▶ _WORK TO COMPLETE_: Copy each line that contains the string "JSON", taking them from the material.

--- DATA EXCERPTS ---

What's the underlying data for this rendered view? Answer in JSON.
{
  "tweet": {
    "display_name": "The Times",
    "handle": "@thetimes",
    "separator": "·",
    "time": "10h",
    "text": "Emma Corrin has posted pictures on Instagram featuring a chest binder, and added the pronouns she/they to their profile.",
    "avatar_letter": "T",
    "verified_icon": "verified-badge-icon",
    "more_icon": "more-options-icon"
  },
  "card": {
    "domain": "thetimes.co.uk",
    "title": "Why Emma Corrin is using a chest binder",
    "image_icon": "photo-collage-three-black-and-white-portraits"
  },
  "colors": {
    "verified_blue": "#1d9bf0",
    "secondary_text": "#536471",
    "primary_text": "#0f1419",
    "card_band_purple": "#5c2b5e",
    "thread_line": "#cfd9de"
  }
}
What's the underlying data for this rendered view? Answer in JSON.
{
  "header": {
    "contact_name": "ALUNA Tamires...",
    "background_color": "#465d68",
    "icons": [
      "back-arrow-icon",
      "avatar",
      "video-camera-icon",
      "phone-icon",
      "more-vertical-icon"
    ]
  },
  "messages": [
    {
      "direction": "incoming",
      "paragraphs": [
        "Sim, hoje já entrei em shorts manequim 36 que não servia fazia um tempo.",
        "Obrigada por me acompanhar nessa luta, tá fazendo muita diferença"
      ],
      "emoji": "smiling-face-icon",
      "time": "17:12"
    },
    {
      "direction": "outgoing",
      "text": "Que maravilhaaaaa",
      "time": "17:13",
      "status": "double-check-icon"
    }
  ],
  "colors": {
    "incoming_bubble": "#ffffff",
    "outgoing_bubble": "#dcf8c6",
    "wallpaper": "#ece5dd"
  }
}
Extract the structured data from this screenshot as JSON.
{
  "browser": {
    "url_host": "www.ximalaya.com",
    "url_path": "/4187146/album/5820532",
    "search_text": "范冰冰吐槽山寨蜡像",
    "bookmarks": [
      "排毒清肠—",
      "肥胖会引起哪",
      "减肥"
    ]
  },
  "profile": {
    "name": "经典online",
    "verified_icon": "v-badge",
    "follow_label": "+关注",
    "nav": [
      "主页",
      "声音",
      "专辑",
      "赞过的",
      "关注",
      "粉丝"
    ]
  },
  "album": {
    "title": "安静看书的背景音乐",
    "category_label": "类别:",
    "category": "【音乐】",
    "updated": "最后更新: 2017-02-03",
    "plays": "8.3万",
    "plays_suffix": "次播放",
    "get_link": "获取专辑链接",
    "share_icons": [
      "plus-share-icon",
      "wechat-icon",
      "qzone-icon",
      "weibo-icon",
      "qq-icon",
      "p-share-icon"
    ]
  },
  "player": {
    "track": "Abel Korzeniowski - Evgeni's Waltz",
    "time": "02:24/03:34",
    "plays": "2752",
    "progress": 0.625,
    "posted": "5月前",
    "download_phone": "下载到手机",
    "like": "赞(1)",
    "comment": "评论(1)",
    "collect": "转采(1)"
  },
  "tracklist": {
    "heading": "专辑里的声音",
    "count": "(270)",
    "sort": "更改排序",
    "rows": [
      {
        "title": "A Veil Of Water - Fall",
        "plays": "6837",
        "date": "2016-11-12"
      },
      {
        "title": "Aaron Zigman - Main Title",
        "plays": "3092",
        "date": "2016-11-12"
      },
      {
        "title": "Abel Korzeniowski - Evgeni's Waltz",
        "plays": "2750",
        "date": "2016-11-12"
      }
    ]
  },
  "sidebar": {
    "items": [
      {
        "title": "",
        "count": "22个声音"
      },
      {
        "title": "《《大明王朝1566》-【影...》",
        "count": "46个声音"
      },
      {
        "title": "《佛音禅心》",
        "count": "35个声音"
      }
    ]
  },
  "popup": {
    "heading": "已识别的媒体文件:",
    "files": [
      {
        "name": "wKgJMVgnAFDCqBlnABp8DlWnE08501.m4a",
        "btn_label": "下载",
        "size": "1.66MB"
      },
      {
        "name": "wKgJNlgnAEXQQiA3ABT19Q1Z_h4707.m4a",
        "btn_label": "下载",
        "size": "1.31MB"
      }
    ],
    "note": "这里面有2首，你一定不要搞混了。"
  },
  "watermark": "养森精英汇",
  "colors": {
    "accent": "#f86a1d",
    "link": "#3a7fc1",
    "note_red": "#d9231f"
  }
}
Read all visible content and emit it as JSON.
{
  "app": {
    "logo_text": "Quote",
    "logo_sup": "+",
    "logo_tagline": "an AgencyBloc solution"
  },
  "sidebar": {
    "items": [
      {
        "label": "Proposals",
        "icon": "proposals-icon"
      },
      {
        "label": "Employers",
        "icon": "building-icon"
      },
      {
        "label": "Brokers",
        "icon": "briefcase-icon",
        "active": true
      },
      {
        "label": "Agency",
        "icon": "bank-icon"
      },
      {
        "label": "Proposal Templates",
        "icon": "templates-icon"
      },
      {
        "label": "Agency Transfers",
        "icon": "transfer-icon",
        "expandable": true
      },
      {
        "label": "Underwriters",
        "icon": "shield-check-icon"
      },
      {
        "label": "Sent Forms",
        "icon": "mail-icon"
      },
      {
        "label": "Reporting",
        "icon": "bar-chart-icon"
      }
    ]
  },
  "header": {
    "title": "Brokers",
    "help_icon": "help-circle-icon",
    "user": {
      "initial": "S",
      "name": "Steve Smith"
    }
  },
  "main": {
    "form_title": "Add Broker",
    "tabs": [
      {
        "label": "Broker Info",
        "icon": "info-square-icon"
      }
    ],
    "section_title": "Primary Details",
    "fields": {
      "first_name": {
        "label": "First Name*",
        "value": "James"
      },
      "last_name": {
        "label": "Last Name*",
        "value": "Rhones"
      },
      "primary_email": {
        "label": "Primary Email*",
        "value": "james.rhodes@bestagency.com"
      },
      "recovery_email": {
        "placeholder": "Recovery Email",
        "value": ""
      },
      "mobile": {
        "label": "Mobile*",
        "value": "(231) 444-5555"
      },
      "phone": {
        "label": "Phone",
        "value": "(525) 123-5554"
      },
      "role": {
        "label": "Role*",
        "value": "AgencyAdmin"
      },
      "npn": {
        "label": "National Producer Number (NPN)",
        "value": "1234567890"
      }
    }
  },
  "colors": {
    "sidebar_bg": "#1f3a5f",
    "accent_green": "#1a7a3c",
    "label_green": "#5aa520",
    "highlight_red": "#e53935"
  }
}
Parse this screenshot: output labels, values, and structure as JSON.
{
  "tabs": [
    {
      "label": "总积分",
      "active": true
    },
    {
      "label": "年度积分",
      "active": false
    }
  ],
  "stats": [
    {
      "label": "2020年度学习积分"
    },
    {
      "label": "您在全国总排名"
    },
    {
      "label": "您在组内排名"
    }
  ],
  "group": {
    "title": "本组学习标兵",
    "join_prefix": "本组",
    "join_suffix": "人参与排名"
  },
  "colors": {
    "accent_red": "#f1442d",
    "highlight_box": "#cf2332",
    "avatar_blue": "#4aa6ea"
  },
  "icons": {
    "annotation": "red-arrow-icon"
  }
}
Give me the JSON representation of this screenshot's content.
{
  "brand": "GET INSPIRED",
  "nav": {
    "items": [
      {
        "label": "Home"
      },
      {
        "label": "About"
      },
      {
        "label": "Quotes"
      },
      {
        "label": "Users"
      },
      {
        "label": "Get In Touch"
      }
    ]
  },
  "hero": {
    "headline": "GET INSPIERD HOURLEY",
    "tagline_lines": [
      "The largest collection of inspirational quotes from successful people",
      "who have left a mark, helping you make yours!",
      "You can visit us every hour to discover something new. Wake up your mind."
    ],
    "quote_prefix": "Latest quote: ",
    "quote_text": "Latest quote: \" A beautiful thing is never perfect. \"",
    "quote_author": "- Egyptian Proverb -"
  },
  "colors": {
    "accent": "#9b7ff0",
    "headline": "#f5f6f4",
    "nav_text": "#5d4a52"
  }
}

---

▶ _ANSWER SECTION_:
What's the underlying data for this rendered view? Answer in JSON.
What's the underlying data for this rendered view? Answer in JSON.
Extract the structured data from this screenshot as JSON.
Read all visible content and emit it as JSON.
Parse this screenshot: output labels, values, and structure as JSON.
Give me the JSON representation of this screenshot's content.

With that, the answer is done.